However, sometimes my cube gets into a state where all corners are solved apart from two of them on the last face. These may be adjacent or opposite corners. The other six corners are all in the correct positions and oriented correctly, so I just need to swap the remaining two. The edges are solved only in one layer, as I generally solve the corners first.
Swapping two corners doesn't fit the pattern of what can be done with commutators: a 3-cycle swaps the positions of three cubies, and an orientation swap changes the orientation of two, but I need to change the position of two.
I know that algorithms for this exist - one can be found here, for example - and I'm not asking for an algorithm in this question. Rather I would like to understand the following:
Can a corner swap be performed using commutators and conjugates only, or is it a "parity" case that requires a non-commutator move to accomplish?
If it can be done with commutators, is there a nice intuitive way that I could see how to create my own commutator to solve this case? I can now do this easily with 3-cycles and orientation swaps, but not with this kind of 2-cycle.
If it can't, is there some easy principle through which the parity can be removed? I mean something along the lines of the parities in the 4x4 cube (explained towards the end of the video above), where a single quarter-turn removes the parity, putting the cube into a state that can be solved with commutators and conjugates only, although it does take quite a few moves to do so. (I tried making a single quarter turn of my cube, but re-solving it with combinators just put it into the same state, of needing two corners to be swapped.)
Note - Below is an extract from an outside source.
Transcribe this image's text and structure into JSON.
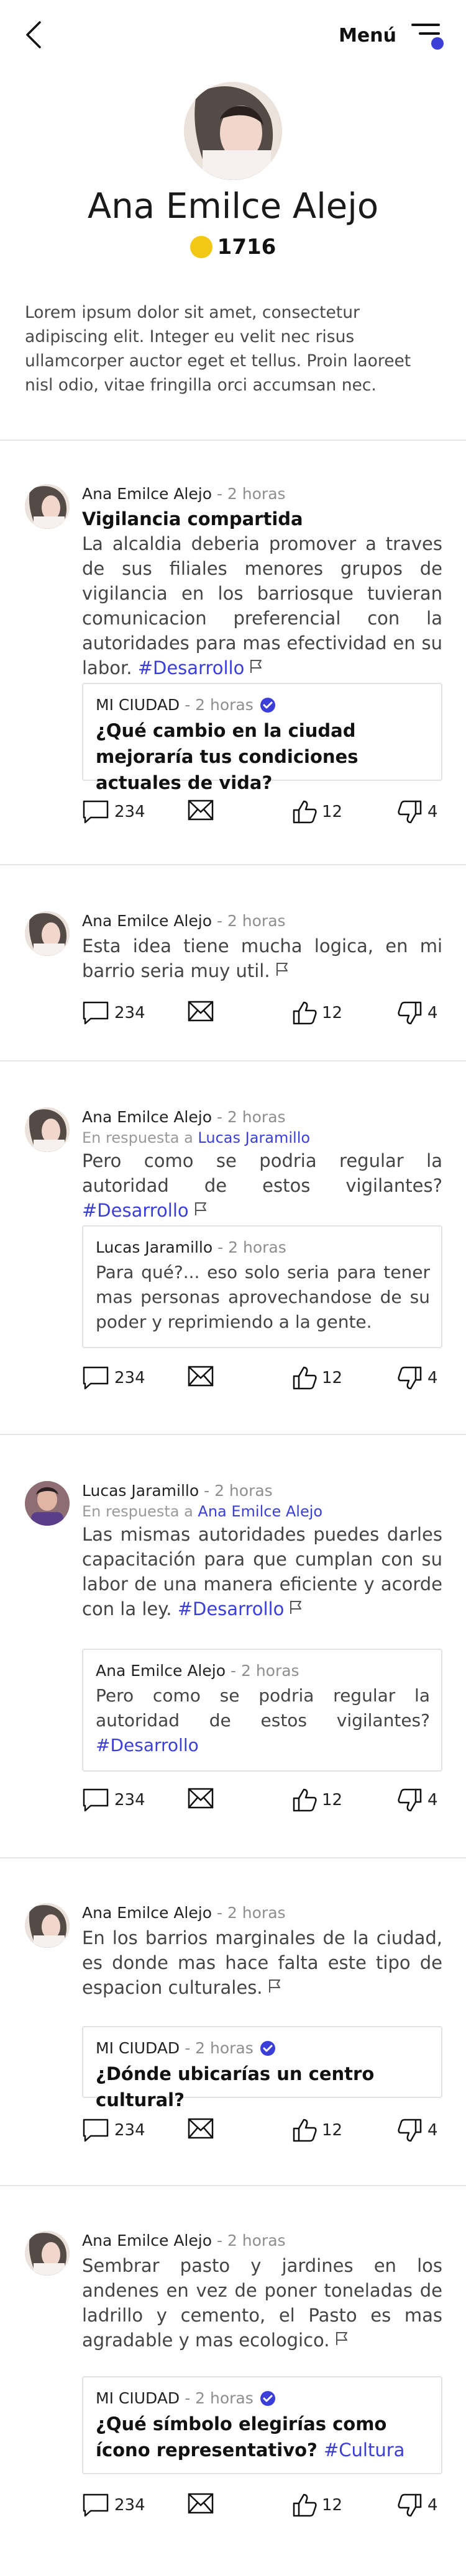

(Note: my cube is a 4x4x4, but I'm solving the corners first, so I don't care about moving edges or even centres around. I had assumed the same situation could arise on all cubes if the edges aren't solved, but if this is wrong it would be interesting to know.)